In the answer, each line of the listing should appear again unchanged.
◆ ◆ ◆
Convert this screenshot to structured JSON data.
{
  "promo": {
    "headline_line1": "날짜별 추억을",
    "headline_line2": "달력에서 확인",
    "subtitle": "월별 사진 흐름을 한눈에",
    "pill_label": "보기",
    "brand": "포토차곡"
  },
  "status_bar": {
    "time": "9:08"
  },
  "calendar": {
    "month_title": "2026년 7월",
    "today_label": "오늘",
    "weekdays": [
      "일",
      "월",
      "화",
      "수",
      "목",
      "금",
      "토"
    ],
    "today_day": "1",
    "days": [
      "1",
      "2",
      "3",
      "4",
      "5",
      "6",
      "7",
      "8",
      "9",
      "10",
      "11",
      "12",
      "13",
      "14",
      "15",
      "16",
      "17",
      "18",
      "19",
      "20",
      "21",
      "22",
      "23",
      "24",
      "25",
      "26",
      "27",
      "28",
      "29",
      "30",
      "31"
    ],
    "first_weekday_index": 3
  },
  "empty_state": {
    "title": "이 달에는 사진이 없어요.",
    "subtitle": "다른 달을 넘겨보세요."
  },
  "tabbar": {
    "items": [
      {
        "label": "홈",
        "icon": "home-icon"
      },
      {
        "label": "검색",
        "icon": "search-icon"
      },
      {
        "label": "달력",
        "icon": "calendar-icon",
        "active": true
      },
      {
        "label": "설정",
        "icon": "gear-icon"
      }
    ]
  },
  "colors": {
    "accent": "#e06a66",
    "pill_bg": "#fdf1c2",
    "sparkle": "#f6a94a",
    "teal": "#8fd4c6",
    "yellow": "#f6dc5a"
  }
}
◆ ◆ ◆
*EXERCISE SOLUTION*.
Convert this screenshot to structured JSON data.
{
  "promo": {
    "headline_line1": "날짜별 추억을",
    "headline_line2": "달력에서 확인",
    "subtitle": "월별 사진 흐름을 한눈에",
    "pill_label": "보기",
    "brand": "포토차곡"
  },
  "status_bar": {
    "time": "9:08"
  },
  "calendar": {
    "month_title": "2026년 7월",
    "today_label": "오늘",
    "weekdays": [
      "일",
      "월",
      "화",
      "수",
      "목",
      "금",
      "토"
    ],
    "today_day": "1",
    "days": [
      "1",
      "2",
      "3",
      "4",
      "5",
      "6",
      "7",
      "8",
      "9",
      "10",
      "11",
      "12",
      "13",
      "14",
      "15",
      "16",
      "17",
      "18",
      "19",
      "20",
      "21",
      "22",
      "23",
      "24",
      "25",
      "26",
      "27",
      "28",
      "29",
      "30",
      "31"
    ],
    "first_weekday_index": 3
  },
  "empty_state": {
    "title": "이 달에는 사진이 없어요.",
    "subtitle": "다른 달을 넘겨보세요."
  },
  "tabbar": {
    "items": [
      {
        "label": "홈",
        "icon": "home-icon"
      },
      {
        "label": "검색",
        "icon": "search-icon"
      },
      {
        "label": "달력",
        "icon": "calendar-icon",
        "active": true
      },
      {
        "label": "설정",
        "icon": "gear-icon"
      }
    ]
  },
  "colors": {
    "accent": "#e06a66",
    "pill_bg": "#fdf1c2",
    "sparkle": "#f6a94a",
    "teal": "#8fd4c6",
    "yellow": "#f6dc5a"
  }
}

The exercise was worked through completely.